Aramco previously owned 50% of Port Arthur through a joint venture co-owned with Royal Dutch Shell () called Motiva Enterprises.
But the two oil giants had a rocky relationship and reached a deal in March 2016 to separate their assets. Shell put out a statement on Monday confirming the “completion” of that break-up.
In addition to Port Arthur, Aramco is acquiring full ownership of 24 distribution terminals. Aramco also gets the exclusive right to sell Shell-branded gasoline and diesel in Georgia, North Carolina, South Carolina, Virginia, Maryland, the eastern half of Texas and the majority of Florida.

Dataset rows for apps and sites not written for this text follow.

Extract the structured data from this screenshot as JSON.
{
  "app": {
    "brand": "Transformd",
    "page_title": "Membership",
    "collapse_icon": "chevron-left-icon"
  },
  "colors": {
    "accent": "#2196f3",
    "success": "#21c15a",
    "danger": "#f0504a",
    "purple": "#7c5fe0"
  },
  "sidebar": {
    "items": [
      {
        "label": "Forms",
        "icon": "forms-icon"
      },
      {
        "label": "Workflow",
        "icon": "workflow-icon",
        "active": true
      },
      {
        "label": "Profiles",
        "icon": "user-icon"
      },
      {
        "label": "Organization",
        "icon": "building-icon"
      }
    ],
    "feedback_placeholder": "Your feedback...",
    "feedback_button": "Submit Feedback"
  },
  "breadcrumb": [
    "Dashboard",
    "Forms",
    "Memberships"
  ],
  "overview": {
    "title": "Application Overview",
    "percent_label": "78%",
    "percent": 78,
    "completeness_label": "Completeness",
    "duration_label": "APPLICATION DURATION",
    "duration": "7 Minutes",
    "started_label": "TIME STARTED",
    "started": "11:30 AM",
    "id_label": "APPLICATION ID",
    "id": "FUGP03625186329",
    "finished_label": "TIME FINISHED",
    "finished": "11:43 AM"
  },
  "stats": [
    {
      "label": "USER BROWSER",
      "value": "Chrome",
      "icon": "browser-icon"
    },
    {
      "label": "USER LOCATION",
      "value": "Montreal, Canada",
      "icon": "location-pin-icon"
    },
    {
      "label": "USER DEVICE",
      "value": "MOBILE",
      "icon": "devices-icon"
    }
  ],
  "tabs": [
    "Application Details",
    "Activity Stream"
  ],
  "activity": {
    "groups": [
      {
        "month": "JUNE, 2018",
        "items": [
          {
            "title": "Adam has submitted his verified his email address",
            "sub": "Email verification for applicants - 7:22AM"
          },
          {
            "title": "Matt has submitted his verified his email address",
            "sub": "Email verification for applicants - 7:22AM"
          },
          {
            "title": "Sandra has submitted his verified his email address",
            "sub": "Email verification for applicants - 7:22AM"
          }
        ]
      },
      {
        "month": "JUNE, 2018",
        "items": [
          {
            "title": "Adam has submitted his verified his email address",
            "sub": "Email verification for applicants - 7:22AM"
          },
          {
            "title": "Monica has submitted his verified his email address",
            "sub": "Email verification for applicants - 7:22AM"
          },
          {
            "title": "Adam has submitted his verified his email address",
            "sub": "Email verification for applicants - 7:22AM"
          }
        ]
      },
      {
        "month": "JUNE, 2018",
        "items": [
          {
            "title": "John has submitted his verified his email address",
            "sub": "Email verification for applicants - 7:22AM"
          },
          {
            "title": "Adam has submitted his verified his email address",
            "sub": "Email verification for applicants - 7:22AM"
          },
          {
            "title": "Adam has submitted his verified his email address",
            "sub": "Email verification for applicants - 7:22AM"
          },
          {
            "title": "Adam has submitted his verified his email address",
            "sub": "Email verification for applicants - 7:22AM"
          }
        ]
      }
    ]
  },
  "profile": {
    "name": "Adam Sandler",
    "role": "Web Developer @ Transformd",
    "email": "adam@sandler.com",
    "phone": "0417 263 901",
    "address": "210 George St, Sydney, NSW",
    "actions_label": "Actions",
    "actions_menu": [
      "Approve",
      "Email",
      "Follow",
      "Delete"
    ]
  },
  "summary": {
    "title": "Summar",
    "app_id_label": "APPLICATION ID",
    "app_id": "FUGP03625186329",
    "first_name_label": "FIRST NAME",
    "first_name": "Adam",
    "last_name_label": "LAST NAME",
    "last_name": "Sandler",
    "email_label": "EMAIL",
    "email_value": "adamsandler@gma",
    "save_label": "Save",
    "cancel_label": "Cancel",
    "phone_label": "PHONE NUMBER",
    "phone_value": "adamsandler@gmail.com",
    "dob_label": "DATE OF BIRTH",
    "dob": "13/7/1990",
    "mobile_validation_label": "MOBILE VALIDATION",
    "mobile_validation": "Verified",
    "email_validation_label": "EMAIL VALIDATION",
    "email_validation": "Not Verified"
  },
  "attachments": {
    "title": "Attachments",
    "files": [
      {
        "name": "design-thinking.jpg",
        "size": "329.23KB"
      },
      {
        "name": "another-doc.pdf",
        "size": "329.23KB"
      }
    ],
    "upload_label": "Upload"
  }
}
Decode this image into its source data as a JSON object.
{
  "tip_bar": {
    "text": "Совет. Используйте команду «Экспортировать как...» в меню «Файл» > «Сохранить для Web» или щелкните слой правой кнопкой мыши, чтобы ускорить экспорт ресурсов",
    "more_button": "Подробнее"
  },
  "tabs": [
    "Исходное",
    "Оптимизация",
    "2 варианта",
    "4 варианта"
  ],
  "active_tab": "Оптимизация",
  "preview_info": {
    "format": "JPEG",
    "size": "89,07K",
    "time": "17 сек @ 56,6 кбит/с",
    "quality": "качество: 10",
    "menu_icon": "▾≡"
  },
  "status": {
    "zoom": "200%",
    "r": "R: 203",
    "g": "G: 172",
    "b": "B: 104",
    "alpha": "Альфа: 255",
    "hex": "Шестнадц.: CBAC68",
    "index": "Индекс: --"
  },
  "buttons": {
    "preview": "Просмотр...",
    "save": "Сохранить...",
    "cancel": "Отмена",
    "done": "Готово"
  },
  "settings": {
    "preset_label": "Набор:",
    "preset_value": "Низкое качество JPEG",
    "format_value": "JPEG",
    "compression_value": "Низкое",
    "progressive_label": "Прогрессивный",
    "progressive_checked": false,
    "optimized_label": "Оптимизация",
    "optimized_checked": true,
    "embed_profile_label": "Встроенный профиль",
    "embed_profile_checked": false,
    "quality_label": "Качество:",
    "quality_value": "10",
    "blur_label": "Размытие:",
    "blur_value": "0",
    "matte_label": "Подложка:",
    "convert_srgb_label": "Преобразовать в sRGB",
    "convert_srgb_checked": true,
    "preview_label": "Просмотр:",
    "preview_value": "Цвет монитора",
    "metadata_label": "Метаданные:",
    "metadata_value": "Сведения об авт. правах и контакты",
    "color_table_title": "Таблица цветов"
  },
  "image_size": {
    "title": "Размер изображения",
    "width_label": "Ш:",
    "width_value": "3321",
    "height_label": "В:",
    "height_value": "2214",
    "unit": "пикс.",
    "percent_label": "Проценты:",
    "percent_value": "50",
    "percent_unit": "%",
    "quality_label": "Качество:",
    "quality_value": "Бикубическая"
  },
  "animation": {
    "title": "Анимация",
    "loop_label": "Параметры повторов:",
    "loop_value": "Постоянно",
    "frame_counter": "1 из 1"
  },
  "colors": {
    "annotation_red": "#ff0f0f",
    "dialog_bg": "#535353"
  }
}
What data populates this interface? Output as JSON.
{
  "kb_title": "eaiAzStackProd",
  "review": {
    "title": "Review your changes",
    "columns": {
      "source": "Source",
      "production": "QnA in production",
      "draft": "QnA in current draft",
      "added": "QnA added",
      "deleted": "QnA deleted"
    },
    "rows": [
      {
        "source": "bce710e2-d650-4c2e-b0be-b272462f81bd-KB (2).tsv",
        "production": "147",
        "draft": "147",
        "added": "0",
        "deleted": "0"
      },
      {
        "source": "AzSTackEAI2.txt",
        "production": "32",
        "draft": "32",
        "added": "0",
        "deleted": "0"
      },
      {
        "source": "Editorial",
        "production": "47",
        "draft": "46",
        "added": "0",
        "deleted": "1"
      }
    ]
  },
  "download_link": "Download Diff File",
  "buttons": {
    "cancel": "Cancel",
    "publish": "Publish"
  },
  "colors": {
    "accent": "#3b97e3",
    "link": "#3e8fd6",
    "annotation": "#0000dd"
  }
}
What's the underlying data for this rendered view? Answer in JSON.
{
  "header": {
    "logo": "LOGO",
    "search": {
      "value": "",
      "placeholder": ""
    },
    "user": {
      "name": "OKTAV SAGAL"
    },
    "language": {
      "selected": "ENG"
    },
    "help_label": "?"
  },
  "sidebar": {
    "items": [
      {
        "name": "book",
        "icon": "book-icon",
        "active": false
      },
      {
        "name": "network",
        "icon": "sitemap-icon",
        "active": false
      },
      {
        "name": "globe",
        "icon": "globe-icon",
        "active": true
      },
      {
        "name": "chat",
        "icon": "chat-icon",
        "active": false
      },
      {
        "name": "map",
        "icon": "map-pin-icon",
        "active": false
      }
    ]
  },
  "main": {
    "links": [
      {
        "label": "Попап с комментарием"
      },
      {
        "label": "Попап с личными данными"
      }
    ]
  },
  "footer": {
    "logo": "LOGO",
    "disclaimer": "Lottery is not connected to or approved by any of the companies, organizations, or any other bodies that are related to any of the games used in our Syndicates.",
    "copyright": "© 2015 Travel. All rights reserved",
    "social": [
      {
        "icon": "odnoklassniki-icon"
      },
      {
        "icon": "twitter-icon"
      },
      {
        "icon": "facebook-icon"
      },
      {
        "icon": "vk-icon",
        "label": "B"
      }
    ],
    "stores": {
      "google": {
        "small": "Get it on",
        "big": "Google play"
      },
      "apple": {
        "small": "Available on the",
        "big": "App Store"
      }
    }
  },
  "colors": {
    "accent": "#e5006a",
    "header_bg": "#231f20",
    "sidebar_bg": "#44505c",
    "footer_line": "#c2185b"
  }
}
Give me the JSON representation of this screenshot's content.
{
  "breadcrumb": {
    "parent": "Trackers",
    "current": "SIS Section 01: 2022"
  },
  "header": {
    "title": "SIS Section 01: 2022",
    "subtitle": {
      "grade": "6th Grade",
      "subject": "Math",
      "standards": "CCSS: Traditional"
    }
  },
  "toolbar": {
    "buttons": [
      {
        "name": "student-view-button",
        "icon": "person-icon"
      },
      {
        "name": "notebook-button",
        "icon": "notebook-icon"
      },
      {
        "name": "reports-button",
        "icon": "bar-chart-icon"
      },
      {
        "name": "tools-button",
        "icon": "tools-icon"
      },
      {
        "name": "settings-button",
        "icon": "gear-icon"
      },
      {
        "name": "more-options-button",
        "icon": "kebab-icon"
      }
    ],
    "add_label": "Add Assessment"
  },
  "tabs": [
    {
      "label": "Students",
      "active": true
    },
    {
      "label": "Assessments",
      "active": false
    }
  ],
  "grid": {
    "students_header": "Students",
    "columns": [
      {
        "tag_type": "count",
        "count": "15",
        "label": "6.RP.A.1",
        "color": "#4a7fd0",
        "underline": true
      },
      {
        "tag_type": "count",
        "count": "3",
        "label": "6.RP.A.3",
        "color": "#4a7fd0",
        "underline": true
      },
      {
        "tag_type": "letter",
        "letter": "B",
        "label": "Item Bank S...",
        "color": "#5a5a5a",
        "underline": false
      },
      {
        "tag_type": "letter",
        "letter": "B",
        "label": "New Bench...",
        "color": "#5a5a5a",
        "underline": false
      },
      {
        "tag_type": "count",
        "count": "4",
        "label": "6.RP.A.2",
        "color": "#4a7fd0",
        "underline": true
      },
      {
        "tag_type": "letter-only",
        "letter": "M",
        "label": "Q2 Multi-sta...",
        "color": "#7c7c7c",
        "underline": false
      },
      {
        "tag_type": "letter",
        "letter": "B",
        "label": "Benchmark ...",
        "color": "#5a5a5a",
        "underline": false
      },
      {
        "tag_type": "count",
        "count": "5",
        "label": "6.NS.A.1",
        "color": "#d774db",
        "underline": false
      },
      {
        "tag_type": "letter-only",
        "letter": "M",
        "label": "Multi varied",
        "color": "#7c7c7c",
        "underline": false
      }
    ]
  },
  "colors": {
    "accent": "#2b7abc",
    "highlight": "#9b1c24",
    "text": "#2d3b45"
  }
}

Aramco’s deal allows the oil giant to shore up one of its best customers — the US — ahead of next year’s planned IPO. Now that it controls the largest American refinery, Aramco can send more Saudi crude into the US for refining to sell to North American drivers.
Saudi Arabia is already America’s second-largest source of crude, behind only Canada. The US imported 1.3 million barrels of Saudi crude a day in February, up 32% from last year, according to the Energy Information Administration.
Saudi Arabia is hoping the Aramco IPO will be valued at a stunning $2 trillion. The kingdom continues to grapple with low oil prices and a bloated budget, making it critical that the Aramco IPO goes off without a hitch. Saudi Arabia, the largest oil exporter in the world, dramatically slashed taxes on Aramco in March in an effort to quell concern about the oil giant’s valuation.
Even as Saudi Arabia extends its reach in the US, the Trump administration has pushed for American energy independence by unleashing the domestic energy industry. Trump said in a May 2016 speech that he wants to bring about independence from “our foes and the oil cartels.”
Trump also threatened before he was elected to halt imports of oil from Saudi Arabia and other Arab countries if they didn’t commit ground troops to fight ISIS.
After Trump was elected, Saudi energy minister Khalid al-Falih later warned that blocking the kingdom’s crude could backfire.
“Trump will see the benefits and I think the oil industry will also be advising him accordingly that blocking trade in any product is not healthy,” Falih told the Financial Times in November.
Despite that rhetoric, relations between the US and Saudi Arabia appear to have improved under Trump. Saudi Arabia’s powerful deputy crown prince Mohammed bin Salman met with Trump in the Oval Office in March, a meeting heralded by the kingdom as an “historic turning point” between the two countries.